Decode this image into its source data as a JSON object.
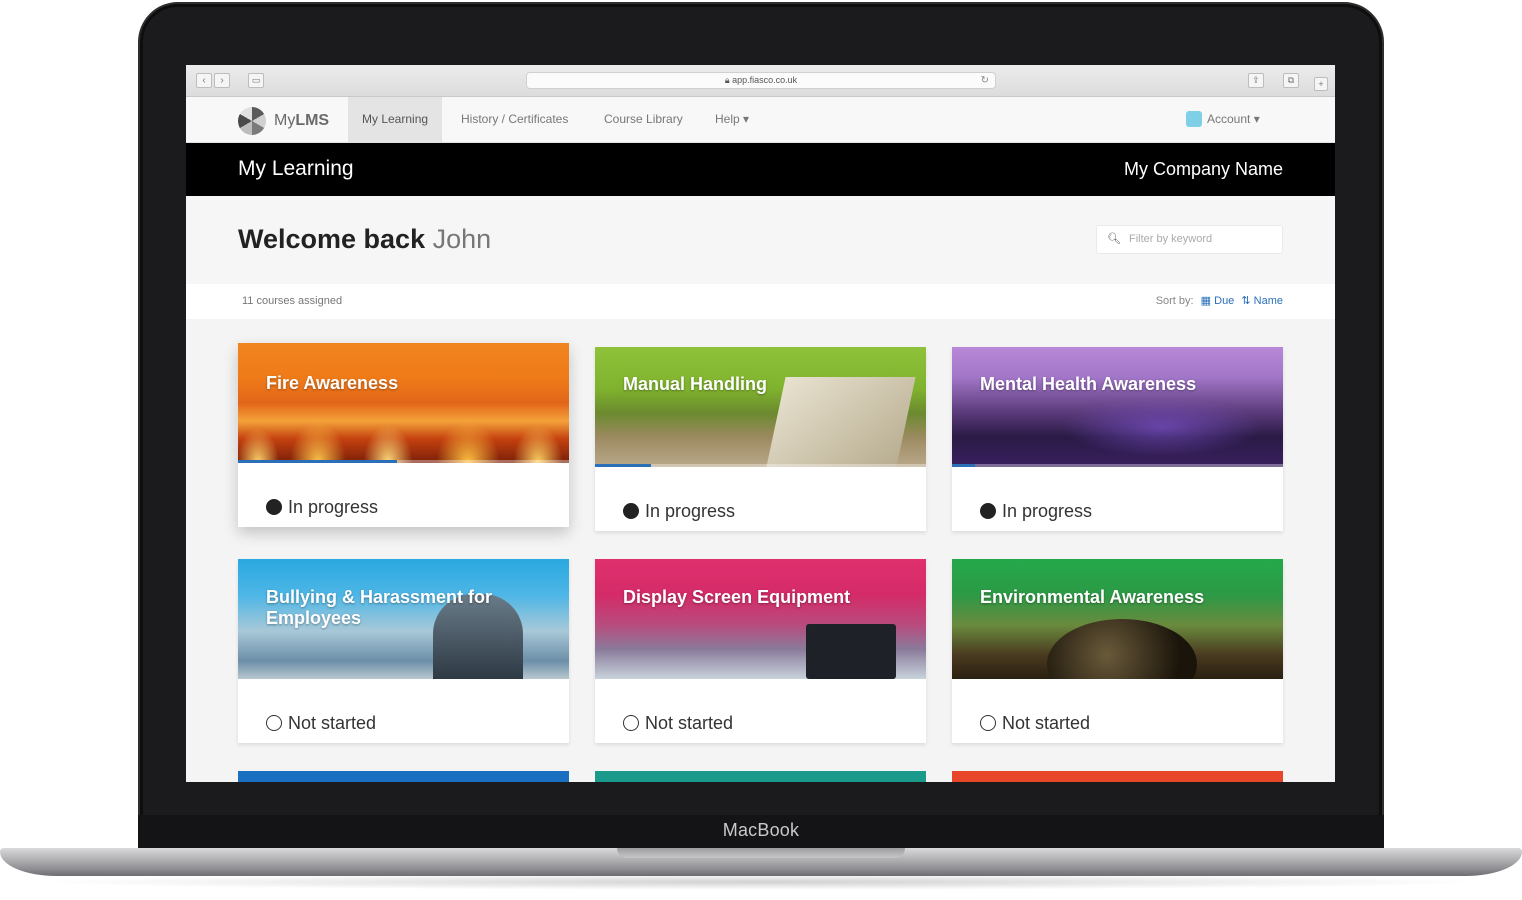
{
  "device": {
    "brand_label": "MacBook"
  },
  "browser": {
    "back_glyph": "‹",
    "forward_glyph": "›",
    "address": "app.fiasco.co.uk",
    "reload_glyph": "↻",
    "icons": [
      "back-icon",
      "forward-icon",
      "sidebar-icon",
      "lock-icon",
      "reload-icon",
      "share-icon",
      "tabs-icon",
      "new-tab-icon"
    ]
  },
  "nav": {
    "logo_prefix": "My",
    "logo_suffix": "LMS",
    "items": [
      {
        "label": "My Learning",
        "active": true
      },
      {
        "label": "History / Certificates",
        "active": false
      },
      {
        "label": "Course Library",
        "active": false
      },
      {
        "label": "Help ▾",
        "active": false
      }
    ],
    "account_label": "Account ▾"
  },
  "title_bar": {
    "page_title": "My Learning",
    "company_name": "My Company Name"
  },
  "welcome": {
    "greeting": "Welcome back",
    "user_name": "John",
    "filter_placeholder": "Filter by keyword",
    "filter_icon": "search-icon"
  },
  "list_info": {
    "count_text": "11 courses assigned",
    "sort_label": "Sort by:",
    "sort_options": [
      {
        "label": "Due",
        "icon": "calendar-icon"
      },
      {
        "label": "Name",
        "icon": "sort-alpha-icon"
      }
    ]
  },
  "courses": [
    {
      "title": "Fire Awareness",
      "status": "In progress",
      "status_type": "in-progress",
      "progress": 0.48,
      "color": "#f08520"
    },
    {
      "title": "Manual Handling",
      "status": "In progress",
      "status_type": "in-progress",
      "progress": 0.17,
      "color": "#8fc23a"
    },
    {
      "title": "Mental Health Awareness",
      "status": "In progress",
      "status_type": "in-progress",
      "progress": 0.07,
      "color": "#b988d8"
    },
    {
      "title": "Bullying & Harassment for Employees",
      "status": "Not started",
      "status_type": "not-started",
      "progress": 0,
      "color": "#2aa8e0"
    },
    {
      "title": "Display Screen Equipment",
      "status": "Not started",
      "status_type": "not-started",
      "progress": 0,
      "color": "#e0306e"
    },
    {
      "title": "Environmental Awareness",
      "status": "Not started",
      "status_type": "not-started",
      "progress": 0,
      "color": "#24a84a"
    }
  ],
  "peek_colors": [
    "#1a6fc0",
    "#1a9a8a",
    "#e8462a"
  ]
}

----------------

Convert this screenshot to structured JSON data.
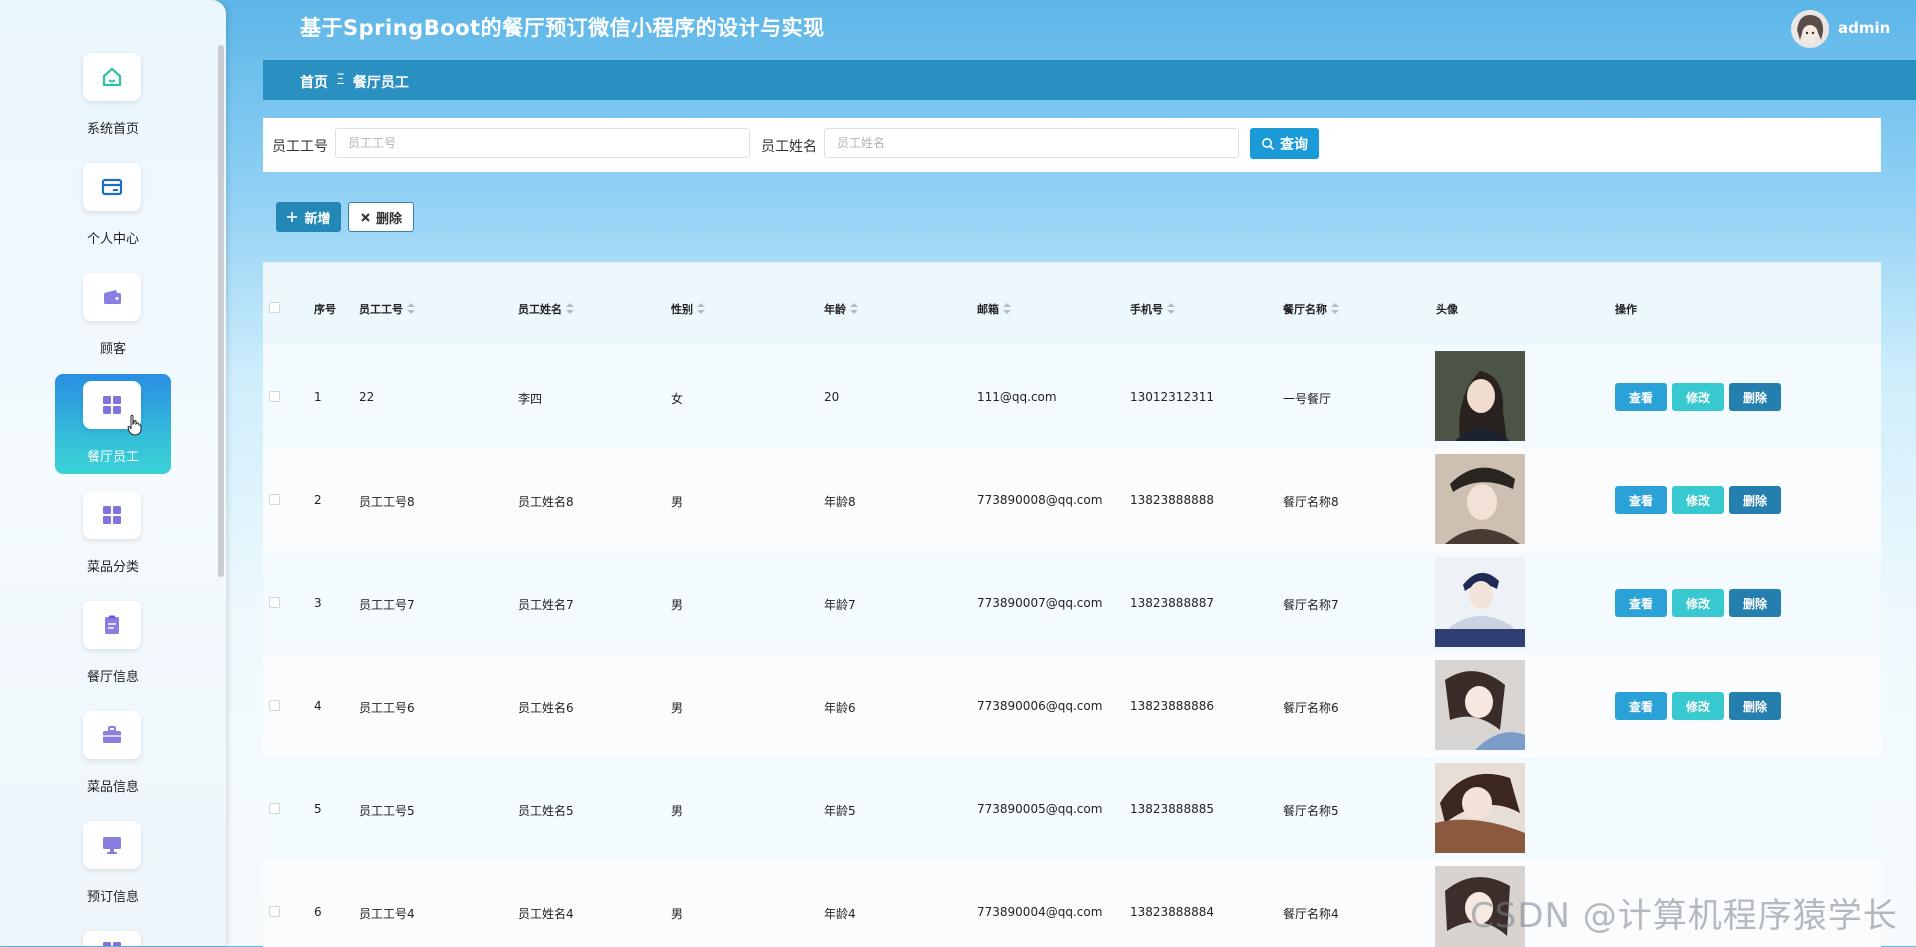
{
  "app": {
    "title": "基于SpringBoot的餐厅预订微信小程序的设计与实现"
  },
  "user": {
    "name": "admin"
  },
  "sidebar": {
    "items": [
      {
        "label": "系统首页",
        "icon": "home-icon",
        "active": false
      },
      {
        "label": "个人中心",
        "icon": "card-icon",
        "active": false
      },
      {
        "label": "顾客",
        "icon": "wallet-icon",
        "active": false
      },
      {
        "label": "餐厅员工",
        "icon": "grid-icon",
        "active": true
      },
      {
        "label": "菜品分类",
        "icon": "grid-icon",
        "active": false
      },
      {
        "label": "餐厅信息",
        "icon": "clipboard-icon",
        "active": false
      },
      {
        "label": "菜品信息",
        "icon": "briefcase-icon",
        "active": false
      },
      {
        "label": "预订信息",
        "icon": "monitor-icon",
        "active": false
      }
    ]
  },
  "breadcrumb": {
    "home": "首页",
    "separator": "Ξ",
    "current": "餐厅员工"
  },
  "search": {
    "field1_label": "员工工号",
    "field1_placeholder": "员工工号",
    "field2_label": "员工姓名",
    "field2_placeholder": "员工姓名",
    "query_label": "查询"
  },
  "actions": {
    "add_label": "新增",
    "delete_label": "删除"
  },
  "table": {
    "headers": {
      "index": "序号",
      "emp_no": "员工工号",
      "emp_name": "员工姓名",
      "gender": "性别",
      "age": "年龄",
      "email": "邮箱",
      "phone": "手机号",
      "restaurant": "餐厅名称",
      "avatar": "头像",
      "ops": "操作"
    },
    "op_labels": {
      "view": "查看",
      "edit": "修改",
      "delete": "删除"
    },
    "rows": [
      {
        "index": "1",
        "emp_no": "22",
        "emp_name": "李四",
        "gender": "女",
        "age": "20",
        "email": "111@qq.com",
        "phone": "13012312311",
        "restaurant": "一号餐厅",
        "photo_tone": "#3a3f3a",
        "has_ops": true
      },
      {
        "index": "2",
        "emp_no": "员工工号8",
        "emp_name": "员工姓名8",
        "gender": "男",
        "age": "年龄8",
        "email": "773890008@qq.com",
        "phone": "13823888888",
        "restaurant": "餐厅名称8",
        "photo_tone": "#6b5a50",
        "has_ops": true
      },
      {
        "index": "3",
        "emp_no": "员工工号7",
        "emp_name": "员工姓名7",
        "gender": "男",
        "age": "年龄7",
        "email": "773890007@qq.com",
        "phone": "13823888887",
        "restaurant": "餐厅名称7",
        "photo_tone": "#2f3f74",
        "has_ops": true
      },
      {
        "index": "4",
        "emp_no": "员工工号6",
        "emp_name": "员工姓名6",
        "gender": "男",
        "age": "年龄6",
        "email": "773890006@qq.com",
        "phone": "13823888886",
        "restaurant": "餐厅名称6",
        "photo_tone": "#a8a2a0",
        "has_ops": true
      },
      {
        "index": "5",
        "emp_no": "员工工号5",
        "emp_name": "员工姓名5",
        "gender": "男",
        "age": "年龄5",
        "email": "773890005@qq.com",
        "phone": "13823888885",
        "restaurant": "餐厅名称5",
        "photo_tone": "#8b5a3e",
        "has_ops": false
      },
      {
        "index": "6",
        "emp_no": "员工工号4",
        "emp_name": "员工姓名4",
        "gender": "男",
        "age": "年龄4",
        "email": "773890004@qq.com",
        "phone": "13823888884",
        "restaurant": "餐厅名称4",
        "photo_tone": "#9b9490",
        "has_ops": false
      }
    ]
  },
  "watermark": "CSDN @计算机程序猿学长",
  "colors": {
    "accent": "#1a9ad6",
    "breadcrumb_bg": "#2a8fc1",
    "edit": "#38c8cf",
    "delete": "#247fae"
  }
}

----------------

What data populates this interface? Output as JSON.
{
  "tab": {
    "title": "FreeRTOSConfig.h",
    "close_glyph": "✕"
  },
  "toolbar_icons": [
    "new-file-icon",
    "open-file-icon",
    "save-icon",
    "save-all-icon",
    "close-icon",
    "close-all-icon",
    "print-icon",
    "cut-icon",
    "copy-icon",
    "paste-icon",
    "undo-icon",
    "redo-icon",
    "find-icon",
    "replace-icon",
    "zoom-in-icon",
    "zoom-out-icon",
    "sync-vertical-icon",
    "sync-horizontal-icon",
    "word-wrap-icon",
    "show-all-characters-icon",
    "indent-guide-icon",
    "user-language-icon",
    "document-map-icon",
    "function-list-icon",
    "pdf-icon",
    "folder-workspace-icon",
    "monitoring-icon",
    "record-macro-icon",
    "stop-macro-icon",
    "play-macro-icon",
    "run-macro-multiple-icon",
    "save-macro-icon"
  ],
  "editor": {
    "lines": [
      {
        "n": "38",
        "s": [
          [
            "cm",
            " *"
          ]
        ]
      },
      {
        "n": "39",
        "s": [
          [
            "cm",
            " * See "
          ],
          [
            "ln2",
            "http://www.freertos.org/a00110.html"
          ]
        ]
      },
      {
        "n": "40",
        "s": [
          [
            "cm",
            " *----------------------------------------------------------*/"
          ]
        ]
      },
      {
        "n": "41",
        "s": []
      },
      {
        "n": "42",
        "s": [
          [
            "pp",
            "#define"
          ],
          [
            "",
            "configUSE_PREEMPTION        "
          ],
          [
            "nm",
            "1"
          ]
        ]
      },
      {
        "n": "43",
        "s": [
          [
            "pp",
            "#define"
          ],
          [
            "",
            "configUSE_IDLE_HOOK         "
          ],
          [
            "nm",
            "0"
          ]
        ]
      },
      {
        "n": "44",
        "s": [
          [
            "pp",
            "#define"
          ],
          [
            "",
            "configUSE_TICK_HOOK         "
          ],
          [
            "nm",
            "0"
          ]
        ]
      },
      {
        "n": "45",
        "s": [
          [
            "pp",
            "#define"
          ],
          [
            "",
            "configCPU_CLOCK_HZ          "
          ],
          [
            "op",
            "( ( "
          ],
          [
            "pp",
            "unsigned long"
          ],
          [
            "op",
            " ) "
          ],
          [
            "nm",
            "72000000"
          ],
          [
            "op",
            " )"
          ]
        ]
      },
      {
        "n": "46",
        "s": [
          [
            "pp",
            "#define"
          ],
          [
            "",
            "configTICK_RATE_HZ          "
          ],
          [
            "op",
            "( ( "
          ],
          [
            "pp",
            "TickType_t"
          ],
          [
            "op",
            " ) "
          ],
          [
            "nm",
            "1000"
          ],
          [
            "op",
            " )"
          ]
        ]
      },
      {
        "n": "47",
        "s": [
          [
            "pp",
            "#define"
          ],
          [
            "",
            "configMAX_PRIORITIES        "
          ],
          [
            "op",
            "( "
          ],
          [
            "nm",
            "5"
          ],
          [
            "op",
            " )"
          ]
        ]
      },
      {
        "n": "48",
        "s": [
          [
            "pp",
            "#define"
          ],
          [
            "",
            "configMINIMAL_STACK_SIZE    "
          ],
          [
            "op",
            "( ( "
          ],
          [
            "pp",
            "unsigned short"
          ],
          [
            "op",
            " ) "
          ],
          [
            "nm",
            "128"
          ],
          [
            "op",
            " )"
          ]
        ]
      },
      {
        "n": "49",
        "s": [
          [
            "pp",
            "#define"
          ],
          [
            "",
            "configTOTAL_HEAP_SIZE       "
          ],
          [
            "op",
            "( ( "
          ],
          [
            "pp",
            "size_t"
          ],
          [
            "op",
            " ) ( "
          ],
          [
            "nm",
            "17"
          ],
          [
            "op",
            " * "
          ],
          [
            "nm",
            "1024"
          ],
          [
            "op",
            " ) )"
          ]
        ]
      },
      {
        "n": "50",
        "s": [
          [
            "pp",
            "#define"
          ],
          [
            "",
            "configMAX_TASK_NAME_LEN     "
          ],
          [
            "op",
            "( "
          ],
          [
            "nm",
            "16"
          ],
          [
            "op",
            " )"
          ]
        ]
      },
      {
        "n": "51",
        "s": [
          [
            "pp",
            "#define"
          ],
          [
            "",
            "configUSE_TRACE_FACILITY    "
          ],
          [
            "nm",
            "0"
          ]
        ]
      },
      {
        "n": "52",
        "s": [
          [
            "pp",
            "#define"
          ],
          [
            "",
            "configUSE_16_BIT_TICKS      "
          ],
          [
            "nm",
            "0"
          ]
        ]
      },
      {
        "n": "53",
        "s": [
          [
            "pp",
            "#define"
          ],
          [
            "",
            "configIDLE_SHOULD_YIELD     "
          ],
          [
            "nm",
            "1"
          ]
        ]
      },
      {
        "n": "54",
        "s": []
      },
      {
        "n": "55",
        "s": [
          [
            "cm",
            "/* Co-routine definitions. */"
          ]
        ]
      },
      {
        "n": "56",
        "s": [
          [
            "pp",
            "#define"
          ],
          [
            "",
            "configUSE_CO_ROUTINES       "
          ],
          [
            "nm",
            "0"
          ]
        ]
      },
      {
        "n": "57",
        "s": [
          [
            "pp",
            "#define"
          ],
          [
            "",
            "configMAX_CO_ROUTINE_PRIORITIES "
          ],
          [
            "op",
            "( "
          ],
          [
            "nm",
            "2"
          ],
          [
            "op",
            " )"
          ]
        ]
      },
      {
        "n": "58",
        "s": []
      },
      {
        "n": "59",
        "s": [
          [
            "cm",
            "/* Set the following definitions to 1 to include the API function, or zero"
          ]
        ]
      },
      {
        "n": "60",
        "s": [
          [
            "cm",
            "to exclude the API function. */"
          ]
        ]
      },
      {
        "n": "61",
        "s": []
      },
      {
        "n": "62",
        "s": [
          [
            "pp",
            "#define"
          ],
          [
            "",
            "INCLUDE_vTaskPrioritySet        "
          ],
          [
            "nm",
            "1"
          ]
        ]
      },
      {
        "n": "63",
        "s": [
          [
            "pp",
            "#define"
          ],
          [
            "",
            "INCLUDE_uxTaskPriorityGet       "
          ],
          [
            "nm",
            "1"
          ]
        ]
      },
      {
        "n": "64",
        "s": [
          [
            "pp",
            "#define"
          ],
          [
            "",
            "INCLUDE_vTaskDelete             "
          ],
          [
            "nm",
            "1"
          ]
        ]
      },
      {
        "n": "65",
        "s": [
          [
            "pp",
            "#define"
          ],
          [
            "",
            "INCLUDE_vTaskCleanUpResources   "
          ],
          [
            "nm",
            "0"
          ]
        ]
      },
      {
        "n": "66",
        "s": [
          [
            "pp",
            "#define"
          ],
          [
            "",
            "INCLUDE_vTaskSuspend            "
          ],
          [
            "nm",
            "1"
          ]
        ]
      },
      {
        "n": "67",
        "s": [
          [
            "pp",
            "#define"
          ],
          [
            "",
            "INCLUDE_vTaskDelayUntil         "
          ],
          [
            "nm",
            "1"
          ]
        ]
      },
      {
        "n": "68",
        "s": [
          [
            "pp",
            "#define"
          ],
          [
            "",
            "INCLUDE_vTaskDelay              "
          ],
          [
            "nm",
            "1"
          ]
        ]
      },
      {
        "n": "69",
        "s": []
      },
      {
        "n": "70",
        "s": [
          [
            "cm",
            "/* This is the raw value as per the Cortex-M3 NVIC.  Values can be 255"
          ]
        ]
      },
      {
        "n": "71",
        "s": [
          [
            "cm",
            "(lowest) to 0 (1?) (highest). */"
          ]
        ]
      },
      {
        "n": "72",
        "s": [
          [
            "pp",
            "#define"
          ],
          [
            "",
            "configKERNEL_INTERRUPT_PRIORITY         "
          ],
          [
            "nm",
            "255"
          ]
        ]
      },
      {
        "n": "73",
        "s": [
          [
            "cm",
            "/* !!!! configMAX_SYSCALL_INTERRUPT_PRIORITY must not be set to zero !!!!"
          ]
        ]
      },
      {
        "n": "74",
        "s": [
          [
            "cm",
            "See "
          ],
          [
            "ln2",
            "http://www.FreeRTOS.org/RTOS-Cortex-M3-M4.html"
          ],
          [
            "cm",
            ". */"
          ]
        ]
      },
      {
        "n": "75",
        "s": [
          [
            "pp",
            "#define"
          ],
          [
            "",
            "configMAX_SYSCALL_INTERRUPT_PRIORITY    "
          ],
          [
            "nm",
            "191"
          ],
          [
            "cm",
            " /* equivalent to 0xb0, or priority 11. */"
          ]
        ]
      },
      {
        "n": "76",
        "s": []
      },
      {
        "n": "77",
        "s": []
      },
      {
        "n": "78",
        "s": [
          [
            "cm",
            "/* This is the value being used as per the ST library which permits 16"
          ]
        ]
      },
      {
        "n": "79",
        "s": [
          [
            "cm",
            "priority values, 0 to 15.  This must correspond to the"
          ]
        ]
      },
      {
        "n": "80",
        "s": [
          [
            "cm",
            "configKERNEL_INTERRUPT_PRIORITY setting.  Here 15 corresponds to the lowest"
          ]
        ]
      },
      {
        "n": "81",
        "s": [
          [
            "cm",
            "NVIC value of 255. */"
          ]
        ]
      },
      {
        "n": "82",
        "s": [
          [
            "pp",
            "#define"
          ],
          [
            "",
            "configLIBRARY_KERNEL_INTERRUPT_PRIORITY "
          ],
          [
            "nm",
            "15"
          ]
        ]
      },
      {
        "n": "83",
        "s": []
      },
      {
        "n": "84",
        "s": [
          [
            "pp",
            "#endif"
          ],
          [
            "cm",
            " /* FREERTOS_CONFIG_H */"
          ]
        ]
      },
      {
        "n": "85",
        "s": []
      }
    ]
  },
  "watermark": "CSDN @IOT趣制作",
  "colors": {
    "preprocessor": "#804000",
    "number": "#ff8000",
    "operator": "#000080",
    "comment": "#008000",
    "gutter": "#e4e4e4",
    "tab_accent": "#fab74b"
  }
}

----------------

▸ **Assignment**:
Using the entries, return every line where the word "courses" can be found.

▸ **Solution to the problem**:
    "count_text": "11 courses assigned",
  "courses": [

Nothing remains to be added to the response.